This further annoys my wife. She believes because she is spending so much more time with Maggie, she too should have alpha dog status. Instead, when I hear Maggie barking and acting up with my wife while I’m back in my office, I will walk to the den as I hear my wife trying to discipline her. As soon as Maggie hears me coming, she will immediately stop barking, move to a spot on the sofa where she can sit and stare at me coming into the room, and display an angelic look as if she’s been the perfect little pooch.
Kind of like my daughter decades ago in that store, saying “Hi, Daddy.”
“That’s so unfair,” my wife proclaims. “I’ve been with her more than you have lately. She should listen to me more than you.”
Maggie should, but doesn't. She also has a routine where she comes back to my office, gets up in my face and gives me a certain look that means “you need to put on your shoes and let me loose in the backyard.” The door to the basement is only a few feet from where my wife is sitting, yet Maggie comes to the other side of the house to get me. It’s disrespectful, my wife suggests.
To deal with this, my wife took Maggie out every time she sounded the alarm Sunday. Maggie usually listens when you tell her it’s time to come back in the house, but when there are people out on the bike path, she will ignore you because she is possibly the nosiest dog in North America. I’ve learned if you use a certain tone and say “can you hear me?” she knows this is the 2-minute warning to head to the back door if she wants to avoid getting yelled at.
My wife doesn’t know that secret, and apparently Maggie ignored her multiple times Sunday. I know this because I experienced a dog running upstairs trying to get away from my wife while hearing a somewhat angry female voice saying “why won’t you listen to me?” and “we’re going to have boot camp around here and start obedience training all over again.”
“I warned you she holds grudges,” I tell the young pup now sitting in my lap. “If I were you, I’d get in there and start licking her face.”
The two then reached a truce. Maggie headed back to the den, laid on my wife’s lap, and they together watched a Hallmark Christmas movie from 2014. I think the punishment was a little harsh for the infraction, but Maggie did the crime, so she had to do the time.

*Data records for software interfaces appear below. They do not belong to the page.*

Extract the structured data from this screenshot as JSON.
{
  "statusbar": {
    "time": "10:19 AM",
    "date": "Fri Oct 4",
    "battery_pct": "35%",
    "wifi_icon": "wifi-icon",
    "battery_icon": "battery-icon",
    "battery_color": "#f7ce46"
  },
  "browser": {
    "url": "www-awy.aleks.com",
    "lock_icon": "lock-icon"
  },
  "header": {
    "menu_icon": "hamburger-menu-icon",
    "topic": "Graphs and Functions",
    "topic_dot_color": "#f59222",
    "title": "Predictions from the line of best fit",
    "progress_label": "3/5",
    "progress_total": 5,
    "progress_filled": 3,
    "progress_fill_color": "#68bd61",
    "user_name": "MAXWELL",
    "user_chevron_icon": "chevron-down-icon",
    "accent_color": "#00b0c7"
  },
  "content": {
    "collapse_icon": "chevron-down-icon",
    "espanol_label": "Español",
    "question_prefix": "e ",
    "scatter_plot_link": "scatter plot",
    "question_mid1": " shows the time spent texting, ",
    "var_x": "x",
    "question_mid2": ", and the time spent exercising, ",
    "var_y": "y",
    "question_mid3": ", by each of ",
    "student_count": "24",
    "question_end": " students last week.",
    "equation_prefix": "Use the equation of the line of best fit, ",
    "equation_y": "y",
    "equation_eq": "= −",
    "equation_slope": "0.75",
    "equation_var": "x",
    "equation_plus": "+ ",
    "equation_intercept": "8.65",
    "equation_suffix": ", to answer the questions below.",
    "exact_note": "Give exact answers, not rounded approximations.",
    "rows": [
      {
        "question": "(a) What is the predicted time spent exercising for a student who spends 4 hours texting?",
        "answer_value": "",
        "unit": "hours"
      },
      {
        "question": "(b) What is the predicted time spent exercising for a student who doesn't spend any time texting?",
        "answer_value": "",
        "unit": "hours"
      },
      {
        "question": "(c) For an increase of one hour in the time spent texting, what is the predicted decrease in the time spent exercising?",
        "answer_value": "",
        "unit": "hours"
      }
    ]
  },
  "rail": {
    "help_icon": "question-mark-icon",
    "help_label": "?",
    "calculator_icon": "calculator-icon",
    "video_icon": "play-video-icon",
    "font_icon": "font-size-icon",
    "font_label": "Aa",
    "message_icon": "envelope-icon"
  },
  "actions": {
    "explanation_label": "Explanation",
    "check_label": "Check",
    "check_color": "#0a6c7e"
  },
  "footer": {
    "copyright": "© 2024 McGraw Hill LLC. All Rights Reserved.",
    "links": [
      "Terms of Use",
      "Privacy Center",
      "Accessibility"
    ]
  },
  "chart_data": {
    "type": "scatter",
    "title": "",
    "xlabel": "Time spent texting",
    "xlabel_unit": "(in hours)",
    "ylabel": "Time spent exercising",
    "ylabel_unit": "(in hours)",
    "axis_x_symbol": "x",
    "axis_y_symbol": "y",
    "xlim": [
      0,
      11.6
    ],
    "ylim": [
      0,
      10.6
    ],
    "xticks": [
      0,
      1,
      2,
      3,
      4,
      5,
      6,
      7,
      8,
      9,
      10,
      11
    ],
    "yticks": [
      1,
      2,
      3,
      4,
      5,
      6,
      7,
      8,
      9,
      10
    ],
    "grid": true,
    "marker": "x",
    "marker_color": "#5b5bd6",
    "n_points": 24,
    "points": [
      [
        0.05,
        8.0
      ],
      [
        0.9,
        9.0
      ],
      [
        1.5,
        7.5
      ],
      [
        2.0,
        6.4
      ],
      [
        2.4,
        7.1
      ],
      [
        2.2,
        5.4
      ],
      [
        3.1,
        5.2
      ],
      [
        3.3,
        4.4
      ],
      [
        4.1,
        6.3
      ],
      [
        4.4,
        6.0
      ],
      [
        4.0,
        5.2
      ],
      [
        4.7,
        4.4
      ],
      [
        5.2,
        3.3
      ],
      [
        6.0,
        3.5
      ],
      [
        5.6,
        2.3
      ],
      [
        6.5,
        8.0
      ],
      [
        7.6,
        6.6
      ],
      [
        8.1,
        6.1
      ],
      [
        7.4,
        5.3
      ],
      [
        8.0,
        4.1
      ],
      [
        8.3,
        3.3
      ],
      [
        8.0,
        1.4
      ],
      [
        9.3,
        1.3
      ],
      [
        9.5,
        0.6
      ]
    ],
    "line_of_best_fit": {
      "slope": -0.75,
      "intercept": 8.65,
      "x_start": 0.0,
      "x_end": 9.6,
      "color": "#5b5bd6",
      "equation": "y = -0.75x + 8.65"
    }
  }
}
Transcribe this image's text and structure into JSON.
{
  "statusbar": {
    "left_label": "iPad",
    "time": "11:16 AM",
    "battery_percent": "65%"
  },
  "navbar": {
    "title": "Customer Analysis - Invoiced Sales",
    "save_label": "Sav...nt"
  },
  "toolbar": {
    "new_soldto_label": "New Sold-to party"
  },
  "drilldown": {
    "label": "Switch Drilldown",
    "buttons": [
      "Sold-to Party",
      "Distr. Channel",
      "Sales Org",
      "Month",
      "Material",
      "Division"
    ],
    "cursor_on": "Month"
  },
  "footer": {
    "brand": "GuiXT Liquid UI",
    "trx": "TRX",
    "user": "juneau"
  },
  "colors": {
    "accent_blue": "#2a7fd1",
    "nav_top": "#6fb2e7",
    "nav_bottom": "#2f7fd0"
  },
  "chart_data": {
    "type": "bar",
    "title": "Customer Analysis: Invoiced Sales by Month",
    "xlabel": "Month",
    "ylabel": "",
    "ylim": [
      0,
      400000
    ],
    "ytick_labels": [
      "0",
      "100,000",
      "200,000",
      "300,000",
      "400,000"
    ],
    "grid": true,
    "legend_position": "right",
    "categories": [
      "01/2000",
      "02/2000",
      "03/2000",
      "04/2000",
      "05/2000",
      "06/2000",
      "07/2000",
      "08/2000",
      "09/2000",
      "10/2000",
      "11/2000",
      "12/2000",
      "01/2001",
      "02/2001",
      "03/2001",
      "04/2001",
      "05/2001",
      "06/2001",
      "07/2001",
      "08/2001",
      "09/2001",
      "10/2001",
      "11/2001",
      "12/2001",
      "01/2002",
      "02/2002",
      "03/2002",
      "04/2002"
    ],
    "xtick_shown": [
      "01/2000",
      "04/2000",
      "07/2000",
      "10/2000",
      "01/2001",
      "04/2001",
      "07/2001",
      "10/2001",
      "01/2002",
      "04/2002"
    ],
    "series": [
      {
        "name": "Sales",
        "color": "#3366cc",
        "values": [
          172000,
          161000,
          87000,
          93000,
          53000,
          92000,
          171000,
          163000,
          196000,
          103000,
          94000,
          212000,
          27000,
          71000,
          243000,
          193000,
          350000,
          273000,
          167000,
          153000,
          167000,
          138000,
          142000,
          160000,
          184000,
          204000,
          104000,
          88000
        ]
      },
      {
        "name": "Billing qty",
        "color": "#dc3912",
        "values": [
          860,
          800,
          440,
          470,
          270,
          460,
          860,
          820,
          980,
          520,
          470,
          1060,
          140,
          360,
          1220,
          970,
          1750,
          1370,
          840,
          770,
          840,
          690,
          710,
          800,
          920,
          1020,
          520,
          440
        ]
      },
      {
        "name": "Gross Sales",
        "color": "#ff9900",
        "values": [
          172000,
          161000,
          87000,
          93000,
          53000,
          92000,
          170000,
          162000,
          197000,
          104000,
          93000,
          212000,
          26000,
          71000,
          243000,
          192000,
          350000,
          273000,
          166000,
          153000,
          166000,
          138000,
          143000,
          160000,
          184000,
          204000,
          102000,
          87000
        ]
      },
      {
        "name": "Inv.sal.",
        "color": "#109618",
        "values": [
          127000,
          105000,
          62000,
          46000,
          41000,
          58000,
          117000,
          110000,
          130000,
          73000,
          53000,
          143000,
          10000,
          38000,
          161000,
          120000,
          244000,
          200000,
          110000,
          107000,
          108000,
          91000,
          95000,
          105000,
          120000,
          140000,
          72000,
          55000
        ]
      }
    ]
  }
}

This morning I warned her again. “You need to listen,” I told her, “or next time you’ll be watching a Keeping Up With The Kardashians marathon.”
Hopefully the message was received.
No dog wants that.